The heart-shaped planchette began to move sluggishly as though it was wakening from a long sleep. I decided to oblige by starting with the easy ones.

“Is someone there?”

Trembling, the planchette agonisingly slowly crept toward the ‘Yes’ in the top right corner.

“Who are you?”

Rediscovering some latent vitality, the planchette sped up slightly spelling out:


Hmm. Not the best start to the conversation I was hoping to extract vital information from.

“Then why are you here?” I asked the void.

The amber planchette glowed in the candlelight, immobile for a few seconds and then whipped round the board with vicious jabs that left marks on the lacquered surface.


was the message. Another spirit that couldn’t spell, for some crazy, irrational reason that irritated me more. Could it be the same one that had left the hand or was education for the dead an underfunded project. I didn’t think it was the same, the power needed to smash into my home through the wards was considerable. This thing, though powerful in its own right, was just a tiddling bottom feeder in comparison.

“That sounds like it might be fun,” I conceded in a conversational tone, “Any particular reason?”


“Ah. You mean you don’t know. That’s okay, you-”


The planchette went crazy, digging deep trenches into the board. The dead didn’t like to be patronised any more than the living, clearly. The pointer was going almost faster than I could note the letters down. I eventually gave up when I realised that it was vitriol and not usable information that was being spewed across worlds. I needed to keep my questions simple and to the point. It could be the spirit knew something I didn’t, or, equally likely it was just one of the many vindictive presences that said this to all the girls.

“You’ll be eating the sole of my boot you little-” I made an effort to calm down, this was going nowhere fast. I tried again: “Who left the hand-of-glory in my living-room.”

The planchette ceased all movement raising the hairs on the back of my neck and I waited for what I knew was coming. But as it turned out I didn’t.


“Of yours?”


“You don’t know, do you?” I sighed, rubbing my eyes with my fingers.


“Then who is it?”


“Not tell, because you no know,” I snapped.

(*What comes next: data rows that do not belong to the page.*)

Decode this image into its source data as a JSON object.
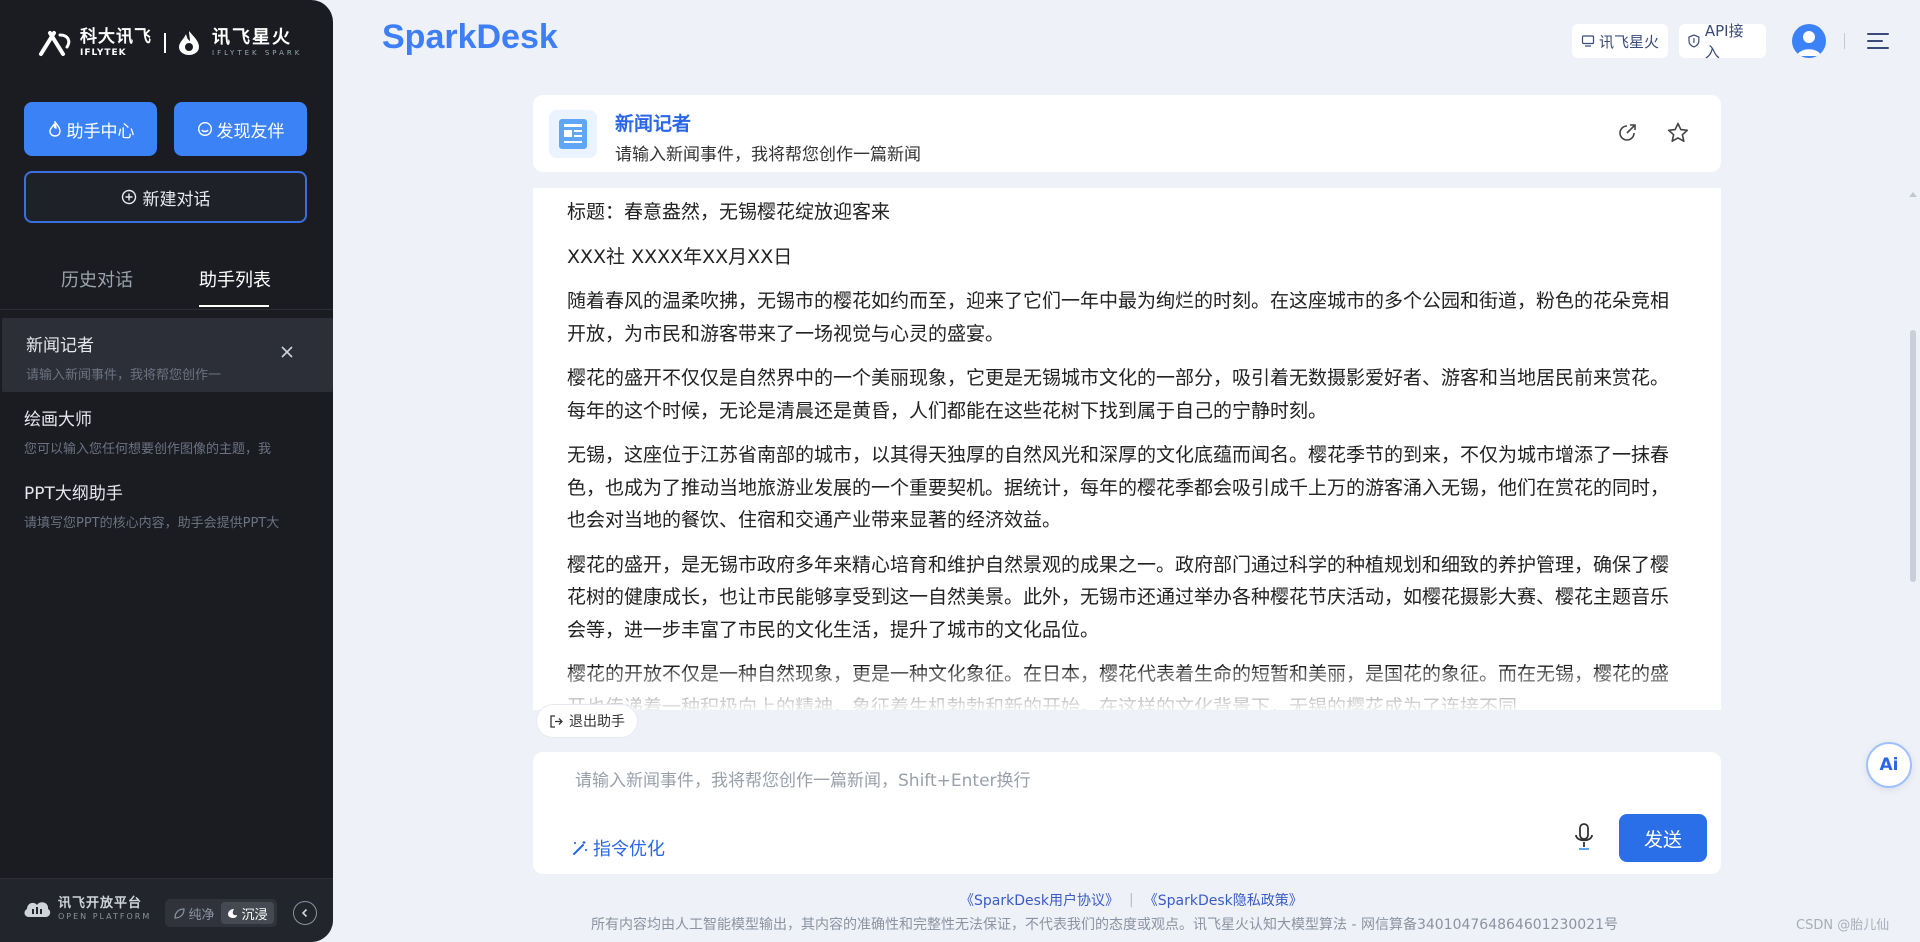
{
  "sidebar": {
    "logo": {
      "iflytek_cn": "科大讯飞",
      "iflytek_en": "IFLYTEK",
      "spark_cn": "讯飞星火",
      "spark_en": "IFLYTEK SPARK"
    },
    "buttons": {
      "assistant_center": "助手中心",
      "discover_partner": "发现友伴",
      "new_chat": "新建对话"
    },
    "tabs": [
      {
        "label": "历史对话",
        "active": false
      },
      {
        "label": "助手列表",
        "active": true
      }
    ],
    "agents": [
      {
        "name": "新闻记者",
        "desc": "请输入新闻事件，我将帮您创作一",
        "active": true
      },
      {
        "name": "绘画大师",
        "desc": "您可以输入您任何想要创作图像的主题，我",
        "active": false
      },
      {
        "name": "PPT大纲助手",
        "desc": "请填写您PPT的核心内容，助手会提供PPT大",
        "active": false
      }
    ],
    "footer": {
      "platform_cn": "讯飞开放平台",
      "platform_en": "OPEN PLATFORM",
      "mode_pure": "纯净",
      "mode_immersive": "沉浸",
      "active_mode": "沉浸"
    }
  },
  "header": {
    "brand": "SparkDesk",
    "btn_spark": "讯飞星火",
    "btn_api": "API接入"
  },
  "assistant_card": {
    "title": "新闻记者",
    "subtitle": "请输入新闻事件，我将帮您创作一篇新闻"
  },
  "message": {
    "paragraphs": [
      "标题：春意盎然，无锡樱花绽放迎客来",
      "XXX社 XXXX年XX月XX日",
      "随着春风的温柔吹拂，无锡市的樱花如约而至，迎来了它们一年中最为绚烂的时刻。在这座城市的多个公园和街道，粉色的花朵竞相开放，为市民和游客带来了一场视觉与心灵的盛宴。",
      "樱花的盛开不仅仅是自然界中的一个美丽现象，它更是无锡城市文化的一部分，吸引着无数摄影爱好者、游客和当地居民前来赏花。每年的这个时候，无论是清晨还是黄昏，人们都能在这些花树下找到属于自己的宁静时刻。",
      "无锡，这座位于江苏省南部的城市，以其得天独厚的自然风光和深厚的文化底蕴而闻名。樱花季节的到来，不仅为城市增添了一抹春色，也成为了推动当地旅游业发展的一个重要契机。据统计，每年的樱花季都会吸引成千上万的游客涌入无锡，他们在赏花的同时，也会对当地的餐饮、住宿和交通产业带来显著的经济效益。",
      "樱花的盛开，是无锡市政府多年来精心培育和维护自然景观的成果之一。政府部门通过科学的种植规划和细致的养护管理，确保了樱花树的健康成长，也让市民能够享受到这一自然美景。此外，无锡市还通过举办各种樱花节庆活动，如樱花摄影大赛、樱花主题音乐会等，进一步丰富了市民的文化生活，提升了城市的文化品位。",
      "樱花的开放不仅是一种自然现象，更是一种文化象征。在日本，樱花代表着生命的短暂和美丽，是国花的象征。而在无锡，樱花的盛开也传递着一种积极向上的精神，象征着生机勃勃和新的开始。在这样的文化背景下，无锡的樱花成为了连接不同"
    ]
  },
  "exit_assistant": "退出助手",
  "input": {
    "placeholder": "请输入新闻事件，我将帮您创作一篇新闻，Shift+Enter换行",
    "optimize": "指令优化",
    "send": "发送"
  },
  "footer": {
    "user_agreement": "《SparkDesk用户协议》",
    "privacy_policy": "《SparkDesk隐私政策》",
    "separator": "|",
    "disclaimer": "所有内容均由人工智能模型输出，其内容的准确性和完整性无法保证，不代表我们的态度或观点。讯飞星火认知大模型算法 - 网信算备340104764864601230021号",
    "watermark": "CSDN @胎儿仙"
  },
  "ai_float": "Ai",
  "colors": {
    "accent": "#3b82f6",
    "brand": "#3e7ef7",
    "sidebar_bg": "#1a1c22",
    "page_bg": "#eef1f8"
  }
}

I left the room with the planchette still whizzing around the board. The spirit would either get bored with its game and leave or stay and haunt the house. It was a stupid thing to do and all the books told you never to do it, but I no longer cared because if it did, I’d be only too happy to personally hurl into the void from which there really was no coming back, without pity, without mercy, without a second thought.